U.S. Begins Surrender in War on Drugs

by Gillian White

Serious overcrowding in the nation's prisons is prompting the Justice Department to look into easing sentences on some drug-related offenses.

On Monday, Attorney General Eric Holder revealed plans to reform the U.S.' criminal justice system during a speech to the American Bar Association in San Francisco. "We need to ensure that incarceration is used to punish, deter and rehabilitate — not merely to convict, warehouse and forget," Holder said.

That means funneling some of those convicted of low-level drug offenses to drug treatment and rehab programs and considering early releases for elderly prisoners convicted of non-violent crimes.

There are currently about 219,000 inmates in federal prisons (that's 40 percent more than capacity). Nearly half of those inmates have been imprisoned due to drug-related crimes.

One of the biggest changes to be proposed addresses mandatory minimum sentences, which were instated in 1980's when the government began its war on drugs.
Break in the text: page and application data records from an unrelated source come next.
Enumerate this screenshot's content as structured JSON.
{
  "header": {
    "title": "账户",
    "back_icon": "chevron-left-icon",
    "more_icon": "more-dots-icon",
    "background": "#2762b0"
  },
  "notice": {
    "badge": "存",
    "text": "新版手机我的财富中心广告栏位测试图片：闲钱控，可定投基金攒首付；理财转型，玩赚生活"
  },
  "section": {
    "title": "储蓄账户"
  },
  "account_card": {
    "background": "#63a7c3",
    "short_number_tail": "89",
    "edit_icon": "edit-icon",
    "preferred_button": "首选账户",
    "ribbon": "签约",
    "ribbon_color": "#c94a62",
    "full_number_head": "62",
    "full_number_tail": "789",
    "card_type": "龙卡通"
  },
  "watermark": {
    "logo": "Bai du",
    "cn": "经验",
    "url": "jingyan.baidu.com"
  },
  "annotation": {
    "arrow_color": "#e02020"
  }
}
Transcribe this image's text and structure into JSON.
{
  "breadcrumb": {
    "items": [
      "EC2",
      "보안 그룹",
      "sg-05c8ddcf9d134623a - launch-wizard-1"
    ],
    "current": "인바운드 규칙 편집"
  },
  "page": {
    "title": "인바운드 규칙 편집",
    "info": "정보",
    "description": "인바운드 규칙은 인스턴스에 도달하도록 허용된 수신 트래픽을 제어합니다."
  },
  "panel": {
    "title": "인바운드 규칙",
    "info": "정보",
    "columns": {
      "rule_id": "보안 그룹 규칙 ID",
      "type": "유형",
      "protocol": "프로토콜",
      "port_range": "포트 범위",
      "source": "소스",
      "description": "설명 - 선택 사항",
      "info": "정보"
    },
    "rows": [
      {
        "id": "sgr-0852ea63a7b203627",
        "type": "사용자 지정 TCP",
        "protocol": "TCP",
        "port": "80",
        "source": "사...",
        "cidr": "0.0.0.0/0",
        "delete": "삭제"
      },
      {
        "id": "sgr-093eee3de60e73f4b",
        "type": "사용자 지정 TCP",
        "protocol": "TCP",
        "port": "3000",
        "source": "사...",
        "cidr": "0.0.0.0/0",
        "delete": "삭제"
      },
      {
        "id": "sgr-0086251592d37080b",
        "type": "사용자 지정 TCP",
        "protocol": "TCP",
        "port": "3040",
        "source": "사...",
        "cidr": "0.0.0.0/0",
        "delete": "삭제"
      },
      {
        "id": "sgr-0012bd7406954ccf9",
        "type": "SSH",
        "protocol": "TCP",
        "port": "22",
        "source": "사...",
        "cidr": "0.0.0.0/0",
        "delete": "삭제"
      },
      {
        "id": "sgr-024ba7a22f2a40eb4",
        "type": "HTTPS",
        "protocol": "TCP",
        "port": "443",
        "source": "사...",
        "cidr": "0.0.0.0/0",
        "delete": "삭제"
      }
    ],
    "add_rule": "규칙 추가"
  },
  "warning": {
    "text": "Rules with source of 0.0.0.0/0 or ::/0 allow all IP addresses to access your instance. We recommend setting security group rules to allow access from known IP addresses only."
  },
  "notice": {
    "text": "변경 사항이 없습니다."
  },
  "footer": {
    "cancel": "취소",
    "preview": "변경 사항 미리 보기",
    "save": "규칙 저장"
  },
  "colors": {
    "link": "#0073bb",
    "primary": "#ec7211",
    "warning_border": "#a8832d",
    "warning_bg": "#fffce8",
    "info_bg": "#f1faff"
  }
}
Since that time the rate of incarceration has grown by about 800 percent.

Under the new proposal, those who have committed low level, non-violent drug crimes and have no association with a larger gang or cartel won't be charged with crimes that carry mandatory minimum sentences.

Additionally, to circumvent mandatory minimum sentences, prosecutors would refrain from listing drug quantities in the case of low level offenders. Mandatory minimum sentences have long been criticized for indiscriminately imposing harsh and potentially unfair sentences on those who aren't even part of the larger drug operations.

Under his new "Smart on Crime" plan, Holder also suggests allowing state and local channels to deal with drug offenses occurring within their jurisdiction more often. Holder justifies the plan as changes that will help build stronger communities and decrease the economic burden of incarceration on tax payers.

You can watch Holder's full speech here: